(Data shown begins)
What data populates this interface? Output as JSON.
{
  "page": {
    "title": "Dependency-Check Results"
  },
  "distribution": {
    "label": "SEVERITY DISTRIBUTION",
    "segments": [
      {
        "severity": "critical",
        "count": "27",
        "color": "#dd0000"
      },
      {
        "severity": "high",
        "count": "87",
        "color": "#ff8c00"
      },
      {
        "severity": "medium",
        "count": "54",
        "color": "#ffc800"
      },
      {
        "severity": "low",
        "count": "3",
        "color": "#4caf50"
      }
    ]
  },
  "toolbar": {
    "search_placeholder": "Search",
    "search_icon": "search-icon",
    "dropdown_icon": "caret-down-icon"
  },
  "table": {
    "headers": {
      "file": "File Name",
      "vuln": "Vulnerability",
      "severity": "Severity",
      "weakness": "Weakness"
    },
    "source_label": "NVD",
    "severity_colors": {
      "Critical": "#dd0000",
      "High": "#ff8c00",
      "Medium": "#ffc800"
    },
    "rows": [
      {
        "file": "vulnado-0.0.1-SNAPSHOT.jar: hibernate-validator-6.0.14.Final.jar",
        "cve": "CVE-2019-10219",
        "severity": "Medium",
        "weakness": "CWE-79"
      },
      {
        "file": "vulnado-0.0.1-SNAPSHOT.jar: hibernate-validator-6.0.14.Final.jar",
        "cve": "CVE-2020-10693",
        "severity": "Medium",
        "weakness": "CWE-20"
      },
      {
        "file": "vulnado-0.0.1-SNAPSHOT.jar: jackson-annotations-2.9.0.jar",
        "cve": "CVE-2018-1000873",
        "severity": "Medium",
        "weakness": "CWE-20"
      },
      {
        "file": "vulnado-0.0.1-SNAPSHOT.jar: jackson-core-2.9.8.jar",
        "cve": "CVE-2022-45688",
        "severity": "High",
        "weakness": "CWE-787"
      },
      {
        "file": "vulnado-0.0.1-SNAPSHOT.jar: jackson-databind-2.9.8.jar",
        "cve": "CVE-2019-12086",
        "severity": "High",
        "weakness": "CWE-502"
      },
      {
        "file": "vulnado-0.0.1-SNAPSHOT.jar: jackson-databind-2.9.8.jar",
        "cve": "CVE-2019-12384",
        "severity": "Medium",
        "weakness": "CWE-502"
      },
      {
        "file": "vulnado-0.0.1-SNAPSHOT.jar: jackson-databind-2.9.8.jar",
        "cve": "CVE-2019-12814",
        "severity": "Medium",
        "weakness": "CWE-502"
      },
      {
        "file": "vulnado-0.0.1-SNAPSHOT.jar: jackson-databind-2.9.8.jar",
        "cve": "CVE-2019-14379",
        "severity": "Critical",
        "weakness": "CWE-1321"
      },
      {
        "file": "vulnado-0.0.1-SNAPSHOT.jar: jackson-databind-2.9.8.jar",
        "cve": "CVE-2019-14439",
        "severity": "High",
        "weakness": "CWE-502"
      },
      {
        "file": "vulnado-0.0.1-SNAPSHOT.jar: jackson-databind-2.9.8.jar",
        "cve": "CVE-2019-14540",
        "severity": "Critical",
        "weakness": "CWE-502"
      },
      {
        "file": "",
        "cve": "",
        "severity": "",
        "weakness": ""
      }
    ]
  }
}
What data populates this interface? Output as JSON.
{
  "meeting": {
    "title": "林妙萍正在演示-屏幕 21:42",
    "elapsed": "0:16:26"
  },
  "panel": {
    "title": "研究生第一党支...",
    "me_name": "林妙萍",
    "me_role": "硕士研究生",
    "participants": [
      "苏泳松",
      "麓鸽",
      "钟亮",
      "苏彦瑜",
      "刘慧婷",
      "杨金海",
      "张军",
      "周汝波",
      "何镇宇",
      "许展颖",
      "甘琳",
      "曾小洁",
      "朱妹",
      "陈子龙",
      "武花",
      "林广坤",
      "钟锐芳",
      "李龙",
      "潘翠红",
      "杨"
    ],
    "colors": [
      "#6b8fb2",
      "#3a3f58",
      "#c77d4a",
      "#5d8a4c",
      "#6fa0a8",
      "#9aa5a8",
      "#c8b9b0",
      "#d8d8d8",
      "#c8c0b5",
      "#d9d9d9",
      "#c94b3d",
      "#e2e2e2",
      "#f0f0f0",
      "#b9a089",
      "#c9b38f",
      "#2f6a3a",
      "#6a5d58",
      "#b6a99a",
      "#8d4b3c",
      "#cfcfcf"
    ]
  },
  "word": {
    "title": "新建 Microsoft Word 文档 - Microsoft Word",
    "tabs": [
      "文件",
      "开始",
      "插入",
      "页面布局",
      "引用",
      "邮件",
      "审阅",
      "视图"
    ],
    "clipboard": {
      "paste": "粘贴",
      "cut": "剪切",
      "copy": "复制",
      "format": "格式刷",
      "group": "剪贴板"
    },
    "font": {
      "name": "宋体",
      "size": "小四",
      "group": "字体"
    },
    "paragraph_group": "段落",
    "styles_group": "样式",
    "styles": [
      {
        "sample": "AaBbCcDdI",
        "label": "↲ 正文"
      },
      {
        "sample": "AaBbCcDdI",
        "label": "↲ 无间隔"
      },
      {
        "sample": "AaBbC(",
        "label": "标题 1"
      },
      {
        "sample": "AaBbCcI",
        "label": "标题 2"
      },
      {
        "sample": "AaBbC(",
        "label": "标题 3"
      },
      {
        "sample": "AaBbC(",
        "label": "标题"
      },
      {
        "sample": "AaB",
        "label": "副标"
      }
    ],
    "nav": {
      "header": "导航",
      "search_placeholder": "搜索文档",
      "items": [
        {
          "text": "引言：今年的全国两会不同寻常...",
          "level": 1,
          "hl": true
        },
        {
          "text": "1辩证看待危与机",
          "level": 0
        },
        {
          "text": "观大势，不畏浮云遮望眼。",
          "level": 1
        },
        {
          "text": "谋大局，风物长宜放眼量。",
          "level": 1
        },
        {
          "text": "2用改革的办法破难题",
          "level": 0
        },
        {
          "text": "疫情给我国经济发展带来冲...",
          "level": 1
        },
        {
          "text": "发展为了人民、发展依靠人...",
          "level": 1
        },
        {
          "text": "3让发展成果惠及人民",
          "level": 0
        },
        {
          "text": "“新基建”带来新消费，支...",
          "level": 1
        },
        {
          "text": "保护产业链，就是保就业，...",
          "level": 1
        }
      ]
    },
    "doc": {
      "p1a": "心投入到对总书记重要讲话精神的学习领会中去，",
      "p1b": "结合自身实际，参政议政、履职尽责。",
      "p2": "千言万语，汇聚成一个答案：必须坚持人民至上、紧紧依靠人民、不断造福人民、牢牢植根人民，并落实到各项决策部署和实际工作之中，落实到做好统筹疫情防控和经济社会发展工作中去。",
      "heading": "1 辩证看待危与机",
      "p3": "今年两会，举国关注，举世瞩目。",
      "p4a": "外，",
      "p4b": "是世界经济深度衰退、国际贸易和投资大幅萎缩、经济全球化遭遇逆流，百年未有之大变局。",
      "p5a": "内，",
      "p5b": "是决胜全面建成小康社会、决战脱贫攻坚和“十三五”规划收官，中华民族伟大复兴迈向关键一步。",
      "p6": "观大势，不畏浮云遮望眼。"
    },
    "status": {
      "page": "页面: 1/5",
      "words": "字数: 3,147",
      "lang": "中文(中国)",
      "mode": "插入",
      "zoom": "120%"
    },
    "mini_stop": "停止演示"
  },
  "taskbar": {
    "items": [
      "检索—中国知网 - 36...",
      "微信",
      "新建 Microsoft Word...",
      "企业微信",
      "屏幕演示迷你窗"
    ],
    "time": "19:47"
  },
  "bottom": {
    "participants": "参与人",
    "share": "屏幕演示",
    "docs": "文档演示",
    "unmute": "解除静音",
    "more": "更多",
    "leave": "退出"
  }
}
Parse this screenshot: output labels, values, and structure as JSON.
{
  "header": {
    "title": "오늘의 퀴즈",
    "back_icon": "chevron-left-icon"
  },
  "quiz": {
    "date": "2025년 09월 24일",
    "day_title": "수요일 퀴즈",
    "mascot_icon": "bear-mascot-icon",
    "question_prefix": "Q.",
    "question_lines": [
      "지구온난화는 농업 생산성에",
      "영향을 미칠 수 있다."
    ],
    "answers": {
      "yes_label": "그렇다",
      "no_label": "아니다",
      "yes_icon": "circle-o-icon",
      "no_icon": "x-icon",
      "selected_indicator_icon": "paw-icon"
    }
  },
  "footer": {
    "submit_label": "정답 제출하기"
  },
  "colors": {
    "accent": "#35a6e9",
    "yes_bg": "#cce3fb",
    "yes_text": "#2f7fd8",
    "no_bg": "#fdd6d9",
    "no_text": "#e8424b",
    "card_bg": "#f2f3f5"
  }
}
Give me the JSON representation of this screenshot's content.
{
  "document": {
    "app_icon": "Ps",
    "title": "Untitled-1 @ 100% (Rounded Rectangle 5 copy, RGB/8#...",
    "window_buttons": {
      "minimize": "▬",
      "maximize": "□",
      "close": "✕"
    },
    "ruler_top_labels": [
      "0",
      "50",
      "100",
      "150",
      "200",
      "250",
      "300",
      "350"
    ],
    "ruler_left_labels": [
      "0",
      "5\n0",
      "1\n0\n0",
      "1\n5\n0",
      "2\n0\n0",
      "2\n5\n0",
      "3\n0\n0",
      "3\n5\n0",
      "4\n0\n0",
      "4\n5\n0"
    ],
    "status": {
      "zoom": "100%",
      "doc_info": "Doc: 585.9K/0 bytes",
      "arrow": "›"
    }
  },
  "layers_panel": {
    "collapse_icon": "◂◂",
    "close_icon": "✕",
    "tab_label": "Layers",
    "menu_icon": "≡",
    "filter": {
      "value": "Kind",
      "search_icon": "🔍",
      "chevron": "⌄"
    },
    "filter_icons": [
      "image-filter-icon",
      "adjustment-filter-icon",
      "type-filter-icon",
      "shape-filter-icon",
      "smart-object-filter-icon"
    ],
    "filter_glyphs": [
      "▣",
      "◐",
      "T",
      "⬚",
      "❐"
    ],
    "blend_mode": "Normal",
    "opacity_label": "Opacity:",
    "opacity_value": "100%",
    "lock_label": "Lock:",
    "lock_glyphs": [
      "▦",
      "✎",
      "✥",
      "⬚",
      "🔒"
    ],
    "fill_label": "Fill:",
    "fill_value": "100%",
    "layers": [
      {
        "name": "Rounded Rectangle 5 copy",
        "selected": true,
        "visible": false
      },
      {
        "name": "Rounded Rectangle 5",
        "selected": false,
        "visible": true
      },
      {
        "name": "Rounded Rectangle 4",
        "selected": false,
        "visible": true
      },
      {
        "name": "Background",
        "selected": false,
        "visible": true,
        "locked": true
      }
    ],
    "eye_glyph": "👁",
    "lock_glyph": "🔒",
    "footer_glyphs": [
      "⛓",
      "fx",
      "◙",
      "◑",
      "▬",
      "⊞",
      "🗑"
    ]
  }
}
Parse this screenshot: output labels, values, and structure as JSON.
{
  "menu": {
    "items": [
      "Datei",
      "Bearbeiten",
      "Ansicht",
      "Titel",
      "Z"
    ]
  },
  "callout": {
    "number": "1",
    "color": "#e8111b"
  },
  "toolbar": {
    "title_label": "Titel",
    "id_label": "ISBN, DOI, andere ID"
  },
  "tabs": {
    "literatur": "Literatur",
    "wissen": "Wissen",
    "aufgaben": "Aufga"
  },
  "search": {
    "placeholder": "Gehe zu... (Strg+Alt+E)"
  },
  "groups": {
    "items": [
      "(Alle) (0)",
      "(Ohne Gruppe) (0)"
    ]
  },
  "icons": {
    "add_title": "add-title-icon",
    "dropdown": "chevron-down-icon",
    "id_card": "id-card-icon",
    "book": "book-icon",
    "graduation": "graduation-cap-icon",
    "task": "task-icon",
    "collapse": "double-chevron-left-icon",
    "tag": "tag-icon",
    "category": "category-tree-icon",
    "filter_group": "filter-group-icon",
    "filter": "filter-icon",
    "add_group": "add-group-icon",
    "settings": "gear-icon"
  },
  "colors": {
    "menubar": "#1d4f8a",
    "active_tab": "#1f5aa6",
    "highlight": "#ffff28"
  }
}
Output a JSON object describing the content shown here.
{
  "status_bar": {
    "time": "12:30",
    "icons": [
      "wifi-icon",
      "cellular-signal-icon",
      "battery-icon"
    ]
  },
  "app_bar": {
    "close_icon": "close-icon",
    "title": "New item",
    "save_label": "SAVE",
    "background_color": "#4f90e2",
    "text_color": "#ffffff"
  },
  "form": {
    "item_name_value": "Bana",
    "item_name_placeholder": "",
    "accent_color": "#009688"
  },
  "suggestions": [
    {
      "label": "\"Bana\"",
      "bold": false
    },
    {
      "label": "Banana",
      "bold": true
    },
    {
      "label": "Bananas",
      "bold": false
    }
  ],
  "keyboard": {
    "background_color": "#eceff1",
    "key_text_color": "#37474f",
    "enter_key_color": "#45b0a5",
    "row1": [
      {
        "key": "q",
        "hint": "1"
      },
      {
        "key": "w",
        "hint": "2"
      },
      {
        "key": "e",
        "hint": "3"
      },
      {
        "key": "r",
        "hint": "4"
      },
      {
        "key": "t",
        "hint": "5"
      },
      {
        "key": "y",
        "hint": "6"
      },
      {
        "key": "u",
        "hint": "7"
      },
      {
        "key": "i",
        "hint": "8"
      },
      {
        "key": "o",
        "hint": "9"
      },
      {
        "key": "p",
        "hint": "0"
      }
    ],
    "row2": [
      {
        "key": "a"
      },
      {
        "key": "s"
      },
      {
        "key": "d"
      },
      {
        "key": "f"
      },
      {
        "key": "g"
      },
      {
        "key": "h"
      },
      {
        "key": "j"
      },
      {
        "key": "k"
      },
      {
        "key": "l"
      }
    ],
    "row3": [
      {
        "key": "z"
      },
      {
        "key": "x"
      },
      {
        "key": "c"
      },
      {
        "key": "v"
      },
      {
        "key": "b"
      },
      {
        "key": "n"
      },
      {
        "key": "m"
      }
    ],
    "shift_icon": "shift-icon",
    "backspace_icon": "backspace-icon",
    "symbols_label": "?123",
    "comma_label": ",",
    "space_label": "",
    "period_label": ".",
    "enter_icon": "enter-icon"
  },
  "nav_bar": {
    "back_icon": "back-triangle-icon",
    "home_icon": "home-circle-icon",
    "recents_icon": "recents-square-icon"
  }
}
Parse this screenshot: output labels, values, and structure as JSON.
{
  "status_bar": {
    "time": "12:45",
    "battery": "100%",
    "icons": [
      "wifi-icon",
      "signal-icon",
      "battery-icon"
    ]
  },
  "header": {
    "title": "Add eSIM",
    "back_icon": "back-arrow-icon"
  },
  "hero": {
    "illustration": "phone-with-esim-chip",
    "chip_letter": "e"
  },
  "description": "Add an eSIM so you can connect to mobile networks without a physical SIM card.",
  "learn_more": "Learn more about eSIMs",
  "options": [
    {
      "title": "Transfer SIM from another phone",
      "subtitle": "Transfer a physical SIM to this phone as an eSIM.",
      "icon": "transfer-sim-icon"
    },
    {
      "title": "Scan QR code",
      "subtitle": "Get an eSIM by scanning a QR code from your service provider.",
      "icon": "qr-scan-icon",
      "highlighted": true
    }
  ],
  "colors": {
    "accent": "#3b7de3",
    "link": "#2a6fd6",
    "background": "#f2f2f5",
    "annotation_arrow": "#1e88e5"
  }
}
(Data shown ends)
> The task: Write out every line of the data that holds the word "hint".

> Answer to this task:
        "hint": "1"
        "hint": "2"
        "hint": "3"
        "hint": "4"
        "hint": "5"
        "hint": "6"
        "hint": "7"
        "hint": "8"
        "hint": "9"
        "hint": "0"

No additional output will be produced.